● **Your instructions**: Filter out every line below that lacks "prop", and copy the rest.
######
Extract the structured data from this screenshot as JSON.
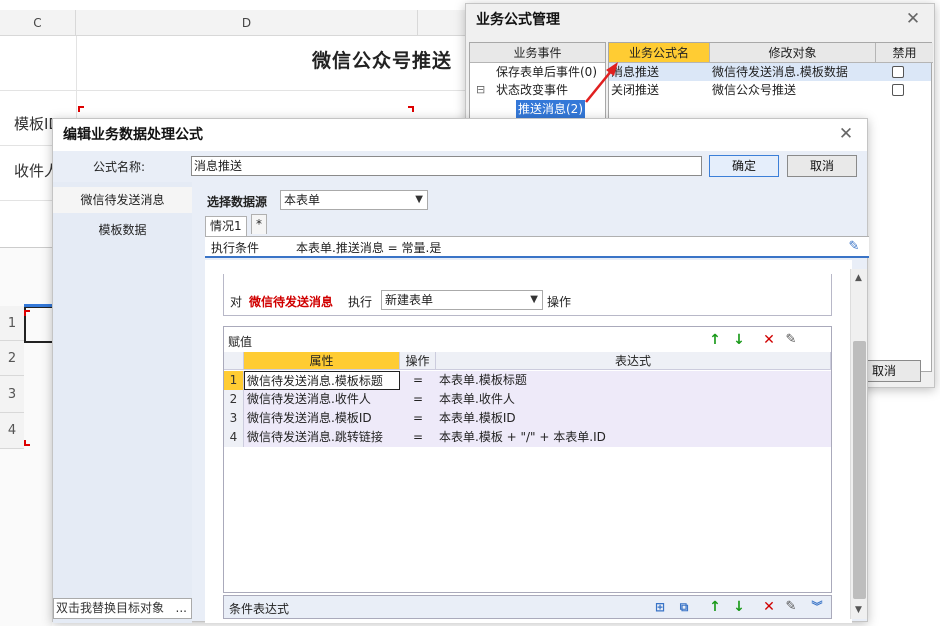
{
  "spreadsheet": {
    "col_c": "C",
    "col_d": "D",
    "title": "微信公众号推送",
    "label_template_id": "模板ID",
    "label_recipient": "收件人",
    "rows": [
      "1",
      "2",
      "3",
      "4"
    ]
  },
  "business_formula_dialog": {
    "title": "业务公式管理",
    "tree": {
      "header": "业务事件",
      "items": [
        {
          "label": "保存表单后事件(0)",
          "expander": ""
        },
        {
          "label": "状态改变事件",
          "expander": "⊟"
        },
        {
          "label": "推送消息(2)",
          "expander": "",
          "selected": true
        }
      ]
    },
    "table": {
      "headers": [
        "业务公式名",
        "修改对象",
        "禁用"
      ],
      "rows": [
        {
          "name": "消息推送",
          "target": "微信待发送消息.模板数据"
        },
        {
          "name": "关闭推送",
          "target": "微信公众号推送"
        }
      ]
    },
    "cancel_label": "取消"
  },
  "edit_dialog": {
    "title": "编辑业务数据处理公式",
    "formula_name_label": "公式名称:",
    "formula_name_value": "消息推送",
    "ok_label": "确定",
    "cancel_label": "取消",
    "left_items": [
      "微信待发送消息",
      "模板数据"
    ],
    "left_bottom_hint": "双击我替换目标对象",
    "left_bottom_more": "...",
    "source_label": "选择数据源",
    "source_value": "本表单",
    "tabs": [
      "情况1",
      "*"
    ],
    "condition_label": "执行条件",
    "condition_value": "本表单.推送消息 = 常量.是",
    "exec": {
      "to_label": "对",
      "target": "微信待发送消息",
      "exec_label": "执行",
      "action_value": "新建表单",
      "op_label": "操作"
    },
    "assign": {
      "title": "赋值",
      "headers": [
        "属性",
        "操作",
        "表达式"
      ],
      "rows": [
        {
          "n": "1",
          "prop": "微信待发送消息.模板标题",
          "op": "=",
          "expr": "本表单.模板标题"
        },
        {
          "n": "2",
          "prop": "微信待发送消息.收件人",
          "op": "=",
          "expr": "本表单.收件人"
        },
        {
          "n": "3",
          "prop": "微信待发送消息.模板ID",
          "op": "=",
          "expr": "本表单.模板ID"
        },
        {
          "n": "4",
          "prop": "微信待发送消息.跳转链接",
          "op": "=",
          "expr": "本表单.模板 + \"/\" + 本表单.ID"
        }
      ]
    },
    "cond_expr_label": "条件表达式"
  },
  "colors": {
    "accent": "#ffcc33",
    "highlight": "#d00000",
    "selection": "#3478d8"
  }
}
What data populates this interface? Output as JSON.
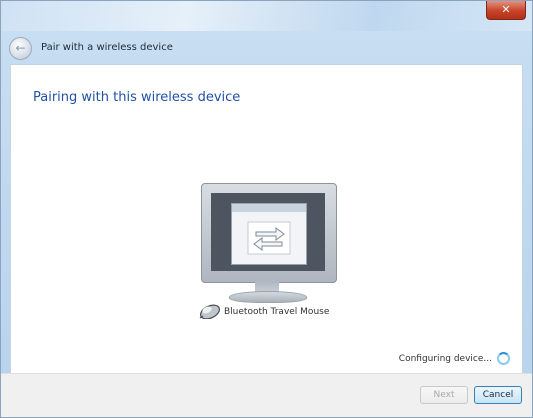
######
● **Result for this task**:
          "prop": "微信待发送消息.模板标题",
          "prop": "微信待发送消息.收件人",
          "prop": "微信待发送消息.模板ID",
          "prop": "微信待发送消息.跳转链接",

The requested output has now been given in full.